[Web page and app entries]
____________

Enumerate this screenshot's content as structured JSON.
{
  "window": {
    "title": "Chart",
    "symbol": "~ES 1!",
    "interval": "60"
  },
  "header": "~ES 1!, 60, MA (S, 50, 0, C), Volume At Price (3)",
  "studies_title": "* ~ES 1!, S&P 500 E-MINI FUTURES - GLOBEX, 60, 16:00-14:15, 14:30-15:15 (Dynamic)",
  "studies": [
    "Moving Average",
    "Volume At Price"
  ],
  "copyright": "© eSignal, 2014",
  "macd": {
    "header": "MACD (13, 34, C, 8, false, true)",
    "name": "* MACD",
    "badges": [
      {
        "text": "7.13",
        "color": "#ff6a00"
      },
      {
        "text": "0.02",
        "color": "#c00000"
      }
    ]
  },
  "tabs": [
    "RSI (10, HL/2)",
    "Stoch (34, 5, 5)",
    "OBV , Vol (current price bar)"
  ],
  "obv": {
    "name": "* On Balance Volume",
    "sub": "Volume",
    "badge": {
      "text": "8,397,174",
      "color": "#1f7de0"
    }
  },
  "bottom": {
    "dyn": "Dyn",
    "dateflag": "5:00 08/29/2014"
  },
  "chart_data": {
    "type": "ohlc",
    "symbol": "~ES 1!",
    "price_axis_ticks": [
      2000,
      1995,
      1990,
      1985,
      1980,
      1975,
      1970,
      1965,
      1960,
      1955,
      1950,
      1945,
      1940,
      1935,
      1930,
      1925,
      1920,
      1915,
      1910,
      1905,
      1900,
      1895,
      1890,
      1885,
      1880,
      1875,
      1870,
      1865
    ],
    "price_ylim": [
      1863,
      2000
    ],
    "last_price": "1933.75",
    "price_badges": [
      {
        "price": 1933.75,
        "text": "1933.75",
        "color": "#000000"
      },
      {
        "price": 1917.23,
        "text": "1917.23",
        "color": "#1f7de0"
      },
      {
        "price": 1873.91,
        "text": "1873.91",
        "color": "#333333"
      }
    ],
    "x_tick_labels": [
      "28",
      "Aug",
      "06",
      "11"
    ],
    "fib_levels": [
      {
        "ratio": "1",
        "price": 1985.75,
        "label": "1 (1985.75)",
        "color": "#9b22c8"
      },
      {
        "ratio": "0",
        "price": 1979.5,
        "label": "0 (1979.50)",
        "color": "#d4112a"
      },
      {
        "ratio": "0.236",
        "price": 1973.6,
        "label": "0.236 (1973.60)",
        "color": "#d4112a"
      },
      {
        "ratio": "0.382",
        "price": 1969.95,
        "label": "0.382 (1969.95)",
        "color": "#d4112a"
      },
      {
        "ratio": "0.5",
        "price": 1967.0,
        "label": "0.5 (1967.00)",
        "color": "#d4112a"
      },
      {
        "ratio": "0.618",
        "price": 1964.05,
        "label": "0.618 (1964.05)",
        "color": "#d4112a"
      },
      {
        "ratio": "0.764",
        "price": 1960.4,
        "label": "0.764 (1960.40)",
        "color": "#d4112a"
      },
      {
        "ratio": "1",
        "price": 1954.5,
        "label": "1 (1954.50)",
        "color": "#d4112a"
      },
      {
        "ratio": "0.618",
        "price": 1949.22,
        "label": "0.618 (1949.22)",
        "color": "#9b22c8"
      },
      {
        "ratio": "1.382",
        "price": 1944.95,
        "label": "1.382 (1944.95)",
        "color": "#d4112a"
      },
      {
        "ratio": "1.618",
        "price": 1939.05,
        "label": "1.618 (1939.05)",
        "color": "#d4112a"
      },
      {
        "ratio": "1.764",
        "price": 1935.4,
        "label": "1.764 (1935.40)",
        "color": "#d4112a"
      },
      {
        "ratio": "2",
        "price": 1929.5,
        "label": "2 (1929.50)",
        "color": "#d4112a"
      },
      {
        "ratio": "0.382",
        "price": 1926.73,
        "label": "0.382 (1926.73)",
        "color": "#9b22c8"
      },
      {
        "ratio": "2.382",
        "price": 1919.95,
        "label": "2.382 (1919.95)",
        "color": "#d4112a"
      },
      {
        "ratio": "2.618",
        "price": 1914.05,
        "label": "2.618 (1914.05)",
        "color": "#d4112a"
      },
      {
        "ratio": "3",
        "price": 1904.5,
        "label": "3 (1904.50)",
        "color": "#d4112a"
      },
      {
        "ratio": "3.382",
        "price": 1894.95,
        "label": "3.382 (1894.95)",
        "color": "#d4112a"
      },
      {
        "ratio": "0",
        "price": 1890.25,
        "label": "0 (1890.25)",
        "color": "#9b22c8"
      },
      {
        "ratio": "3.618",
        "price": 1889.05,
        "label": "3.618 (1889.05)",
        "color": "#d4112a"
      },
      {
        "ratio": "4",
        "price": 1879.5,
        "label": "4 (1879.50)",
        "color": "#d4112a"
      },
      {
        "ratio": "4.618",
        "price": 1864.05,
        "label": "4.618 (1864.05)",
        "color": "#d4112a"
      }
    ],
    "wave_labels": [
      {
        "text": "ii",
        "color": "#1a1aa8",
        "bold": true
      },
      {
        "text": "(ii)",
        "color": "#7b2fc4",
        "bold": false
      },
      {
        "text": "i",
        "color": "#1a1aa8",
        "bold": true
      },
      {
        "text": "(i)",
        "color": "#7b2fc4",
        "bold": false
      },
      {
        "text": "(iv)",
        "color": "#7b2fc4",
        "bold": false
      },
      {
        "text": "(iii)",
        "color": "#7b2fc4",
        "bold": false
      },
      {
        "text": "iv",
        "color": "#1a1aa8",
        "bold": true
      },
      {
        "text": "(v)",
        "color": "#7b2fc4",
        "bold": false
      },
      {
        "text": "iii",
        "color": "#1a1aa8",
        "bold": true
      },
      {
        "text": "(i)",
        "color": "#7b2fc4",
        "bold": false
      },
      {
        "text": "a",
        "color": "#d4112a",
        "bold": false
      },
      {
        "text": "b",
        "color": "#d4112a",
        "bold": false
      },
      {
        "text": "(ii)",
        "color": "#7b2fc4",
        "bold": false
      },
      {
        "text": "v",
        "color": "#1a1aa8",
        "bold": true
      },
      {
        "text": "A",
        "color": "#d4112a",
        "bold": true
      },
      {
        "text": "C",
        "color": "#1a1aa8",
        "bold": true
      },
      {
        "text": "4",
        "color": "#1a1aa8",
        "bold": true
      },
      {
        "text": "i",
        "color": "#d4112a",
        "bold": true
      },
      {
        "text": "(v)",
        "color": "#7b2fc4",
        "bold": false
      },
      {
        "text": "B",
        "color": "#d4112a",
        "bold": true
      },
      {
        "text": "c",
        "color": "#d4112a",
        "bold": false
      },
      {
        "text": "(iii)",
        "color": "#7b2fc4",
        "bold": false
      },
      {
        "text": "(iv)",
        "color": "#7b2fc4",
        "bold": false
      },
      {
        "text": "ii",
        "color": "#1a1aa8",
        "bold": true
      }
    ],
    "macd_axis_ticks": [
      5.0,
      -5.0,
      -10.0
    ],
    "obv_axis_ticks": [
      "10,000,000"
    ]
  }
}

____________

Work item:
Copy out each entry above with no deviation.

Answer to this task:
Enumerate this screenshot's content as structured JSON.
{
  "window": {
    "title": "Chart",
    "symbol": "~ES 1!",
    "interval": "60"
  },
  "header": "~ES 1!, 60, MA (S, 50, 0, C), Volume At Price (3)",
  "studies_title": "* ~ES 1!, S&P 500 E-MINI FUTURES - GLOBEX, 60, 16:00-14:15, 14:30-15:15 (Dynamic)",
  "studies": [
    "Moving Average",
    "Volume At Price"
  ],
  "copyright": "© eSignal, 2014",
  "macd": {
    "header": "MACD (13, 34, C, 8, false, true)",
    "name": "* MACD",
    "badges": [
      {
        "text": "7.13",
        "color": "#ff6a00"
      },
      {
        "text": "0.02",
        "color": "#c00000"
      }
    ]
  },
  "tabs": [
    "RSI (10, HL/2)",
    "Stoch (34, 5, 5)",
    "OBV , Vol (current price bar)"
  ],
  "obv": {
    "name": "* On Balance Volume",
    "sub": "Volume",
    "badge": {
      "text": "8,397,174",
      "color": "#1f7de0"
    }
  },
  "bottom": {
    "dyn": "Dyn",
    "dateflag": "5:00 08/29/2014"
  },
  "chart_data": {
    "type": "ohlc",
    "symbol": "~ES 1!",
    "price_axis_ticks": [
      2000,
      1995,
      1990,
      1985,
      1980,
      1975,
      1970,
      1965,
      1960,
      1955,
      1950,
      1945,
      1940,
      1935,
      1930,
      1925,
      1920,
      1915,
      1910,
      1905,
      1900,
      1895,
      1890,
      1885,
      1880,
      1875,
      1870,
      1865
    ],
    "price_ylim": [
      1863,
      2000
    ],
    "last_price": "1933.75",
    "price_badges": [
      {
        "price": 1933.75,
        "text": "1933.75",
        "color": "#000000"
      },
      {
        "price": 1917.23,
        "text": "1917.23",
        "color": "#1f7de0"
      },
      {
        "price": 1873.91,
        "text": "1873.91",
        "color": "#333333"
      }
    ],
    "x_tick_labels": [
      "28",
      "Aug",
      "06",
      "11"
    ],
    "fib_levels": [
      {
        "ratio": "1",
        "price": 1985.75,
        "label": "1 (1985.75)",
        "color": "#9b22c8"
      },
      {
        "ratio": "0",
        "price": 1979.5,
        "label": "0 (1979.50)",
        "color": "#d4112a"
      },
      {
        "ratio": "0.236",
        "price": 1973.6,
        "label": "0.236 (1973.60)",
        "color": "#d4112a"
      },
      {
        "ratio": "0.382",
        "price": 1969.95,
        "label": "0.382 (1969.95)",
        "color": "#d4112a"
      },
      {
        "ratio": "0.5",
        "price": 1967.0,
        "label": "0.5 (1967.00)",
        "color": "#d4112a"
      },
      {
        "ratio": "0.618",
        "price": 1964.05,
        "label": "0.618 (1964.05)",
        "color": "#d4112a"
      },
      {
        "ratio": "0.764",
        "price": 1960.4,
        "label": "0.764 (1960.40)",
        "color": "#d4112a"
      },
      {
        "ratio": "1",
        "price": 1954.5,
        "label": "1 (1954.50)",
        "color": "#d4112a"
      },
      {
        "ratio": "0.618",
        "price": 1949.22,
        "label": "0.618 (1949.22)",
        "color": "#9b22c8"
      },
      {
        "ratio": "1.382",
        "price": 1944.95,
        "label": "1.382 (1944.95)",
        "color": "#d4112a"
      },
      {
        "ratio": "1.618",
        "price": 1939.05,
        "label": "1.618 (1939.05)",
        "color": "#d4112a"
      },
      {
        "ratio": "1.764",
        "price": 1935.4,
        "label": "1.764 (1935.40)",
        "color": "#d4112a"
      },
      {
        "ratio": "2",
        "price": 1929.5,
        "label": "2 (1929.50)",
        "color": "#d4112a"
      },
      {
        "ratio": "0.382",
        "price": 1926.73,
        "label": "0.382 (1926.73)",
        "color": "#9b22c8"
      },
      {
        "ratio": "2.382",
        "price": 1919.95,
        "label": "2.382 (1919.95)",
        "color": "#d4112a"
      },
      {
        "ratio": "2.618",
        "price": 1914.05,
        "label": "2.618 (1914.05)",
        "color": "#d4112a"
      },
      {
        "ratio": "3",
        "price": 1904.5,
        "label": "3 (1904.50)",
        "color": "#d4112a"
      },
      {
        "ratio": "3.382",
        "price": 1894.95,
        "label": "3.382 (1894.95)",
        "color": "#d4112a"
      },
      {
        "ratio": "0",
        "price": 1890.25,
        "label": "0 (1890.25)",
        "color": "#9b22c8"
      },
      {
        "ratio": "3.618",
        "price": 1889.05,
        "label": "3.618 (1889.05)",
        "color": "#d4112a"
      },
      {
        "ratio": "4",
        "price": 1879.5,
        "label": "4 (1879.50)",
        "color": "#d4112a"
      },
      {
        "ratio": "4.618",
        "price": 1864.05,
        "label": "4.618 (1864.05)",
        "color": "#d4112a"
      }
    ],
    "wave_labels": [
      {
        "text": "ii",
        "color": "#1a1aa8",
        "bold": true
      },
      {
        "text": "(ii)",
        "color": "#7b2fc4",
        "bold": false
      },
      {
        "text": "i",
        "color": "#1a1aa8",
        "bold": true
      },
      {
        "text": "(i)",
        "color": "#7b2fc4",
        "bold": false
      },
      {
        "text": "(iv)",
        "color": "#7b2fc4",
        "bold": false
      },
      {
        "text": "(iii)",
        "color": "#7b2fc4",
        "bold": false
      },
      {
        "text": "iv",
        "color": "#1a1aa8",
        "bold": true
      },
      {
        "text": "(v)",
        "color": "#7b2fc4",
        "bold": false
      },
      {
        "text": "iii",
        "color": "#1a1aa8",
        "bold": true
      },
      {
        "text": "(i)",
        "color": "#7b2fc4",
        "bold": false
      },
      {
        "text": "a",
        "color": "#d4112a",
        "bold": false
      },
      {
        "text": "b",
        "color": "#d4112a",
        "bold": false
      },
      {
        "text": "(ii)",
        "color": "#7b2fc4",
        "bold": false
      },
      {
        "text": "v",
        "color": "#1a1aa8",
        "bold": true
      },
      {
        "text": "A",
        "color": "#d4112a",
        "bold": true
      },
      {
        "text": "C",
        "color": "#1a1aa8",
        "bold": true
      },
      {
        "text": "4",
        "color": "#1a1aa8",
        "bold": true
      },
      {
        "text": "i",
        "color": "#d4112a",
        "bold": true
      },
      {
        "text": "(v)",
        "color": "#7b2fc4",
        "bold": false
      },
      {
        "text": "B",
        "color": "#d4112a",
        "bold": true
      },
      {
        "text": "c",
        "color": "#d4112a",
        "bold": false
      },
      {
        "text": "(iii)",
        "color": "#7b2fc4",
        "bold": false
      },
      {
        "text": "(iv)",
        "color": "#7b2fc4",
        "bold": false
      },
      {
        "text": "ii",
        "color": "#1a1aa8",
        "bold": true
      }
    ],
    "macd_axis_ticks": [
      5.0,
      -5.0,
      -10.0
    ],
    "obv_axis_ticks": [
      "10,000,000"
    ]
  }
}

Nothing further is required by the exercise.